Attempting to put the kibosh on their kerfuffle, Sen. Rand Paul of Kentucky made a peace offering this week to New Jersey Gov. Chris Christie. The two Republicans have been fussing and fuming over governmental spying and spending.
"Anytime he would like to come down and sit at a pub right around the corner from the Senate — we'll have a beer," Paul told Neal Cavuto of Fox News.
Christie RSVP'd to Paul's invitation by telling Fox News: "I'm running for re-election in New Jersey. I don't really have time for that at the moment."
But the idea of the two feuding men hunkering down over a couple of brewskis to iron out their wrinkles and rankles is intriguing.
Because, well, beer.
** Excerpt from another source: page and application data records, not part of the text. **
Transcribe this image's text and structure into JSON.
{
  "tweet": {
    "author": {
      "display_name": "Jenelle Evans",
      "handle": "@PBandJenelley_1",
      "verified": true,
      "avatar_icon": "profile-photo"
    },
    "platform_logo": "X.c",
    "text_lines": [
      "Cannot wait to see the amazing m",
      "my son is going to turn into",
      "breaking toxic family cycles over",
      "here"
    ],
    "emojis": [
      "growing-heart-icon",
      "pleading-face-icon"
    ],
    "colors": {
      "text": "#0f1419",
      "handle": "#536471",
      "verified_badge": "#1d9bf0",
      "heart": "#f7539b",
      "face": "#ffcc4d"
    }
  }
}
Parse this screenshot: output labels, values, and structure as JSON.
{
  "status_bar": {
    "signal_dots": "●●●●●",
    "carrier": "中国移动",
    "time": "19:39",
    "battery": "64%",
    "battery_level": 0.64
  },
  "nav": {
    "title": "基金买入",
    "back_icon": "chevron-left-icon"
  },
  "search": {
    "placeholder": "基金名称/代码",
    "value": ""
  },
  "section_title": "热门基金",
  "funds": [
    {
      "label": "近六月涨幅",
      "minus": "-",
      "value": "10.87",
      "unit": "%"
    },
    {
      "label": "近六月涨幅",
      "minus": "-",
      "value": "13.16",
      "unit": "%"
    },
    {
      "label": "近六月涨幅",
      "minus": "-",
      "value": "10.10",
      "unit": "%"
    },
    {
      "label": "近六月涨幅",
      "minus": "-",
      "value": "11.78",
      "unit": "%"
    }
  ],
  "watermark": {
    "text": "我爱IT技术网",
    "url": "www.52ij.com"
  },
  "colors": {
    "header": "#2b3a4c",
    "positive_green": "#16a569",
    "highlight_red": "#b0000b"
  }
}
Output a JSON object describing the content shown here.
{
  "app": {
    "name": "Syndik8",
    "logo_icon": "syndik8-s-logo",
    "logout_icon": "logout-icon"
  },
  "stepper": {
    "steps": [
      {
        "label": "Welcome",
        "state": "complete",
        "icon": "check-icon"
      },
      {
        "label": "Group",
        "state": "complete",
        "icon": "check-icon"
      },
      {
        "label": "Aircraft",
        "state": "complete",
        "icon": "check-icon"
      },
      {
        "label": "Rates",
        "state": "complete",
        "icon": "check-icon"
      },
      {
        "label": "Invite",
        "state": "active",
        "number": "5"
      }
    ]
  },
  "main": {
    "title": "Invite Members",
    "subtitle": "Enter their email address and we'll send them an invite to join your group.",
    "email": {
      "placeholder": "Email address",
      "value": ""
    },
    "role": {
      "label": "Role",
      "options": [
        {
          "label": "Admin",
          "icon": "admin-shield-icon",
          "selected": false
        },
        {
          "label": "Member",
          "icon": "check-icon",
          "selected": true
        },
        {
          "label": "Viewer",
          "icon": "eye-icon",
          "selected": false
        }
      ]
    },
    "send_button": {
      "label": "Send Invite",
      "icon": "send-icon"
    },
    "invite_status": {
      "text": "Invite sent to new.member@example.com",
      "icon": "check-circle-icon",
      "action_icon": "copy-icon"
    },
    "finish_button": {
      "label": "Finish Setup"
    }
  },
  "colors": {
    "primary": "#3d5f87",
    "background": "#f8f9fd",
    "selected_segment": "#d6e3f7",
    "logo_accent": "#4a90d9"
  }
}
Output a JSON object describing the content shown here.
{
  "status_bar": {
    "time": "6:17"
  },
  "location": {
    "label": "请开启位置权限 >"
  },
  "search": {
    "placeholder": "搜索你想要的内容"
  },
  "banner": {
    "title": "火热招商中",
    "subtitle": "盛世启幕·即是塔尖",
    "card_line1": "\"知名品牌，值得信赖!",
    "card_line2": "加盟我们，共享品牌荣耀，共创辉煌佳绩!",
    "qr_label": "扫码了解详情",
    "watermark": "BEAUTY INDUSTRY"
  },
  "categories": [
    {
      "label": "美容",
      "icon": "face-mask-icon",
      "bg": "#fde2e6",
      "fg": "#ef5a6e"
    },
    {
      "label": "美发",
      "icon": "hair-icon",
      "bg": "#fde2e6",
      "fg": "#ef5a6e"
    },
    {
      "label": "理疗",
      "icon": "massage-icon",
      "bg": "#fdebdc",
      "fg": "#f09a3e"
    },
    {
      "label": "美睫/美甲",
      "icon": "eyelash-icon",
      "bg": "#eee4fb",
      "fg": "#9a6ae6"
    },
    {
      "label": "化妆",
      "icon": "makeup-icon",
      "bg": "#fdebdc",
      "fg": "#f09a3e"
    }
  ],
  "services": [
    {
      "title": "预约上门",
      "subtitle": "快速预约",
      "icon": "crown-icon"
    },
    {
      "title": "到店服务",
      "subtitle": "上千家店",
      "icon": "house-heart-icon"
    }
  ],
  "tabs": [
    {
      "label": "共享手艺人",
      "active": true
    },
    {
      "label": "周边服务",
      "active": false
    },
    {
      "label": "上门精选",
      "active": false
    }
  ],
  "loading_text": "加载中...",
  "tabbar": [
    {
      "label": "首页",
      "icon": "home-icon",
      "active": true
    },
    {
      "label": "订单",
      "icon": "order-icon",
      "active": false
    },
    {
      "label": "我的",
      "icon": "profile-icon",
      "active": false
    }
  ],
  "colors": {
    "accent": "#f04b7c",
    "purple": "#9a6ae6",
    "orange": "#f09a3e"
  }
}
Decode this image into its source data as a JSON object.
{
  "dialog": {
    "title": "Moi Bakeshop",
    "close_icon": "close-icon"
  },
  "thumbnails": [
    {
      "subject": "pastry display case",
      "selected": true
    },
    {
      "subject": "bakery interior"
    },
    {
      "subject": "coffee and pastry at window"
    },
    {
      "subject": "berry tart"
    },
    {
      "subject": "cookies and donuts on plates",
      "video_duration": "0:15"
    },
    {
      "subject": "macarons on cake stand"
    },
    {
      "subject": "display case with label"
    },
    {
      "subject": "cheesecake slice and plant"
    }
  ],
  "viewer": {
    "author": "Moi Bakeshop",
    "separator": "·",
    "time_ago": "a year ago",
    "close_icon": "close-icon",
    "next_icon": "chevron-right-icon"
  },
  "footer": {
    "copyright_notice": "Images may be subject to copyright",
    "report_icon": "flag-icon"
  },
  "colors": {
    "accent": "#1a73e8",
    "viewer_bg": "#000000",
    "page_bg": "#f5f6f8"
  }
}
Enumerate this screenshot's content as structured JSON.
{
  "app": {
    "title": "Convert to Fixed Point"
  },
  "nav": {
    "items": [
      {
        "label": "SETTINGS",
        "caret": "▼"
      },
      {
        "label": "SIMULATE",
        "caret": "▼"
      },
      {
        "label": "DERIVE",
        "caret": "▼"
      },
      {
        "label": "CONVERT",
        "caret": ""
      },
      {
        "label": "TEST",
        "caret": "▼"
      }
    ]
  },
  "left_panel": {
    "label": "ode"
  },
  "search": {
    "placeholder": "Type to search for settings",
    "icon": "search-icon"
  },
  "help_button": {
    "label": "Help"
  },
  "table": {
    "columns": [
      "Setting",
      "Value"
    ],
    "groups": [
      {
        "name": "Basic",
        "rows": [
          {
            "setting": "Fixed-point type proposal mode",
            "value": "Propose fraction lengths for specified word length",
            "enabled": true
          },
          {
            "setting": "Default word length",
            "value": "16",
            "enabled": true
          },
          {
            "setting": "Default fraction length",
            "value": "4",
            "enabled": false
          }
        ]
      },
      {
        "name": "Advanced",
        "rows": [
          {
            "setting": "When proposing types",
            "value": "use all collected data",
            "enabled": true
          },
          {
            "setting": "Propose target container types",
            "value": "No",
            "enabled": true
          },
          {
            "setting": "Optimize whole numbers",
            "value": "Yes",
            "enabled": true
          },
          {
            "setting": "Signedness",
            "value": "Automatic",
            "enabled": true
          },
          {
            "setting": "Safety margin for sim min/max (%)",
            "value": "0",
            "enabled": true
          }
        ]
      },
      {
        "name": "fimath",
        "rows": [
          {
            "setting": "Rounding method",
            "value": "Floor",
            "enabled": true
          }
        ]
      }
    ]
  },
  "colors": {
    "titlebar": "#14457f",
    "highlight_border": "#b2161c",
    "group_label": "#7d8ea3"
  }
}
It can be a modern-day peace pipe.
"We talk about which politician you'd want to have a beer with," observes NPR colleague Alan Greenblatt, but many times "beer summits" are held "when pols have to talk to people they don't want to."
And so we offer a look back at a half-dozen suds-softened sitdowns through the years:
2013: Over a plate of sliders and a pitcher of light beer, Senate Finance Committee Chairman Max Baucus, D-Mont., and House Ways and Means Committee Chairman Dave Camp, R-Mich., discuss the difficult issue of tax reform, according to Politico.
2013: Rep. Paul Ryan, R-Wis., and Denis McDonough, President Obama's chief of staff, share some springtime suds at a Washington brasserie, Time reports.
2010: At a gathering of conservatives in Washington, Christopher Barron of GOProud (a gay Republican group) and Chris Plante of the National Organization for Marriage (a group that wants the government to define marriage as something between a man and a woman) speak to CNN of trying to find some common ground — over a brew or two. "I hope we'll have more time to talk over the next four days. Maybe we can have a beer later," Plante says. And Barron says: "We can have a beer summit later."
2009: President Obama invites Henry Louis "Skip" Gates Jr., a professor at Harvard University, and Sgt. James Crowley of the Cambridge, Mass., police department — who had arrested Gates for disorderly conduct — to the White House to share some beer and resolve their differences, NPR reports.
1990: Two national presidents — Richard von Weizsaecker of West Germany and Vaclav Havel of Czechoslovakia — meet over beers on the 51st anniversary of the Nazi occupation of Prague "to put an end to one painful chapter in the 1,000-year-old relationship between their two countries and to begin a new, more hopeful one.," the Los Angeles Times notes.
Circa 1980s: Gerald R. Ford, according to the Bergen, N.J., Record, once said that he and Thomas P. "Tip" O'Neill, "the leaders of two different political parties, could debate and argue on the floor of the House and then go out and have a beer together that same night."
What is The Protojournalist? New-school storytelling, old-school reporting. @NPRtpj